Megan Hess, 45, and her mother, 68-year-old Shirley Koch, pleaded guilty in July 2022 to one count of mail fraud inMesa County, Colorado, the 2020 Department of Justice indictment alleges.
The DOJ statement accuses both women of returning remains to families that weren’t those of their loved ones, and of mailing body parts infected with diseases to buyers while forging paperwork to claim they were disease-free.
Koch, in specific, pleaded guilty to her part in the fraud, and is accused of actually harvesting the body parts to sell, the Press says. On Jan. 3, 2023, U.S. District Judge Christine Arguello sentenced Hess to 20 years in prison and Koch to 15 years.
Now, Koch is claiming the sentence is much longer than the terms of the plea agreement she originally cooperated with, the Press states. She adds that the sentence aligns more with the judge’s “moral outrage” and that she is being punished for the crimes of her daughter. Koch is requesting a new sentence to align with her original agreement: 63 to 78 months.
The US Attorney’s Office has requested for more time to respond to the appeal due to the number of other cases they are wrapped up in, the Press reports. Assistant U.S. Attorney Elizabeth Ford Milani said in a July 14, 2023 motion that prosecutors won’t be able to file an answer before the July 21 deadline.
Koch didn’t oppose, and the judge gave an extension to August 21, 2023, the Press says.
Koch previously said that she believed such donations of organs as she and Hess offered were vital to finding cures, while Hess’ attorney claimed her intentions were “pure” and that she “didn’t kill anybody,” the Press previously reported.
However, the US Attorney’s Office placed a monetary value of $1.2 million of damage upon Hess and Koch’s actions, the Press says. Hess argued that that since the buyers benefited, such monetary loss didn’t exist, while the prosecution retorted that had buyers known the circumstances under which the body parts were being sold, no sales would have occurred at all.
Judge Christine Arguello said the loss was “just not measurable,” the Press says.
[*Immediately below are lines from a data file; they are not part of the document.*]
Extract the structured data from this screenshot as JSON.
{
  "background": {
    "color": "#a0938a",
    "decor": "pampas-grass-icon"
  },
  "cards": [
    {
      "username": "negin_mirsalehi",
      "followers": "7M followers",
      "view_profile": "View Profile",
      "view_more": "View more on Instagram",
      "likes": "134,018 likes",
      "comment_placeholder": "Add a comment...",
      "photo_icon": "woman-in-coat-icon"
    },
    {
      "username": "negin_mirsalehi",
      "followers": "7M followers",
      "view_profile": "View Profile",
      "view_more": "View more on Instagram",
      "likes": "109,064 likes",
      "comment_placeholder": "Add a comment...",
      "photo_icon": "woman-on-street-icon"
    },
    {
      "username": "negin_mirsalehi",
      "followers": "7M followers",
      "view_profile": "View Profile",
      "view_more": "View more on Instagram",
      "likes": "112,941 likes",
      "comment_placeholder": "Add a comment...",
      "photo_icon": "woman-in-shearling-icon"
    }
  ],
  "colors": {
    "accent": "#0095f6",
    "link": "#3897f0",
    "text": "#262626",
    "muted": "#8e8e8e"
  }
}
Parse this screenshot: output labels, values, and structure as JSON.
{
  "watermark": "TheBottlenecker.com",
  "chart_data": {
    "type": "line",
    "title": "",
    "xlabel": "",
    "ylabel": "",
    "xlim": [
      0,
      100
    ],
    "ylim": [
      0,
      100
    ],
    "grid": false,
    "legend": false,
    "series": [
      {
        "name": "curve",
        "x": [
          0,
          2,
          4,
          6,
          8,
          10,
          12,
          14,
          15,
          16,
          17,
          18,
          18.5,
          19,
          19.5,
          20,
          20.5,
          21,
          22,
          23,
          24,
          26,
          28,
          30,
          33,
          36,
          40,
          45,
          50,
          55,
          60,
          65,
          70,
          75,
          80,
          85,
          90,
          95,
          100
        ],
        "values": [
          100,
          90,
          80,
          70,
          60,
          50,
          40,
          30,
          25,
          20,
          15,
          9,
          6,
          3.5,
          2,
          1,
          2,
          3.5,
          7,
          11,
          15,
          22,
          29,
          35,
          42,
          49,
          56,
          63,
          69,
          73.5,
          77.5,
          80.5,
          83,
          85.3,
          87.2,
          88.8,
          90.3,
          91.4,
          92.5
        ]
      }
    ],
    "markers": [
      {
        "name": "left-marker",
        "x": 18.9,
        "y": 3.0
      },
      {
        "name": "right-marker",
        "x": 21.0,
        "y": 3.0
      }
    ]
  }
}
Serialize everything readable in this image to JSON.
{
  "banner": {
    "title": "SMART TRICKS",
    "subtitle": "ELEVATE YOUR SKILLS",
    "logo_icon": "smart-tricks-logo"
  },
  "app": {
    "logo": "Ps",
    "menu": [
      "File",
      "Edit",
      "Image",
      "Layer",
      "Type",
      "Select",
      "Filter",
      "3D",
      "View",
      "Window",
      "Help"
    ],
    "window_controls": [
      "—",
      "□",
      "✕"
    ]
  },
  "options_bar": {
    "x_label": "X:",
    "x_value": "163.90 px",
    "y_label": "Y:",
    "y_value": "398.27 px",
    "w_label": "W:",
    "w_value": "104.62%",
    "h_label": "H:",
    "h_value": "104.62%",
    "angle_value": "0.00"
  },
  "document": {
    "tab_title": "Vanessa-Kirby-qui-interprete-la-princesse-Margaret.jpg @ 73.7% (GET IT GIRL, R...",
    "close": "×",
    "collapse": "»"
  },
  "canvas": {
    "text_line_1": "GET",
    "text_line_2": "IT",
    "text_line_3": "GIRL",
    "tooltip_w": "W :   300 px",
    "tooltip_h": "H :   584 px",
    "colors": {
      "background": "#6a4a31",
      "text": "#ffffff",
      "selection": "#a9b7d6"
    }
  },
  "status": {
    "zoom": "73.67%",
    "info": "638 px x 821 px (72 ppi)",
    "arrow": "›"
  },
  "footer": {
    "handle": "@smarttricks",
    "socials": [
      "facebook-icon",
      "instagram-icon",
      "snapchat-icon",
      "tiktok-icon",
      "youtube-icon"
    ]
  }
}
Hess is also appealing her sentence, according to the Press. She further claimed that the cost of the services should be deducted from the loss calculations, rendering the loss total to under $1 million, and therefore should shorten her sentence.